Image credit: ESA/Hubble & NASA, Z. Levay
This image taken by the NASA/ESA Hubble Space Telescope revisits the Veil Nebula, which was featured in a previous Hubble image release.
In this image, new processing techniques have been applied, bringing out fine details of the nebula’s delicate threads and filaments of ionized gas.
To create this colorful image, observations were taken by Hubble’s Wide Field Camera 3 instrument using five different filters. The new post-processing methods have further enhanced details of emissions from doubly ionized oxygen (seen here in blues), ionized hydrogen, and ionized nitrogen (seen here in reds).

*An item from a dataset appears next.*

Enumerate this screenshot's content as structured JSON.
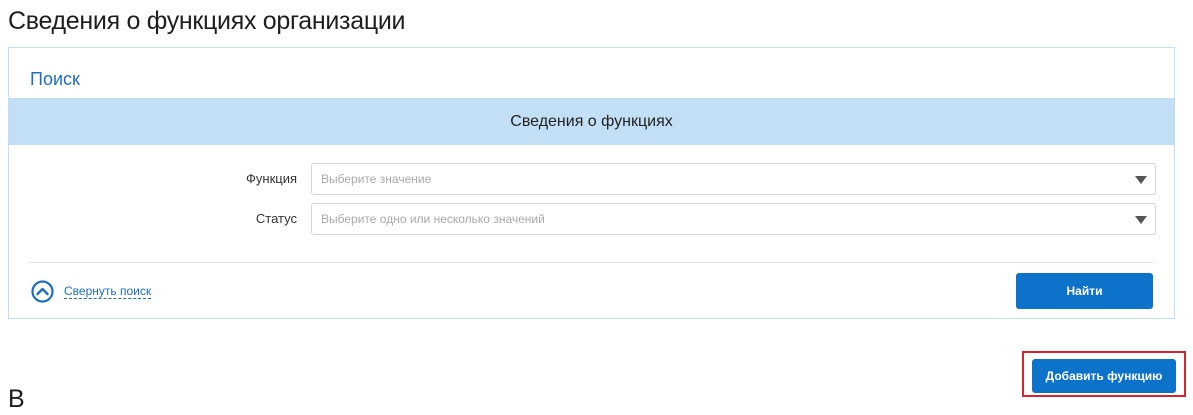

The Veil Nebula lies around 2,100 light-years from Earth in the constellation of Cygnus (the Swan), making it a relatively close neighbor in astronomical terms. Only a small portion of the nebula was captured in this image.
The Veil Nebula is the visible portion of the nearby Cygnus Loop, a supernova remnant formed roughly 10,000 years ago by the death of a massive star. That star – which was 20 times the mass of the Sun – lived fast and died young, ending its life in a cataclysmic release of energy. Despite this stellar violence, the shockwaves and debris from the supernova sculpted the Veil Nebula’s delicate tracery of ionized gas – creating a scene of surprising astronomical beauty.
The Veil Nebula is also featured in Hubble’s Caldwell Catalog, a collection of astronomical objects that have been imaged by Hubble and are visible to amateur astronomers in the night sky.
Text credit: European Space Agency (ESA)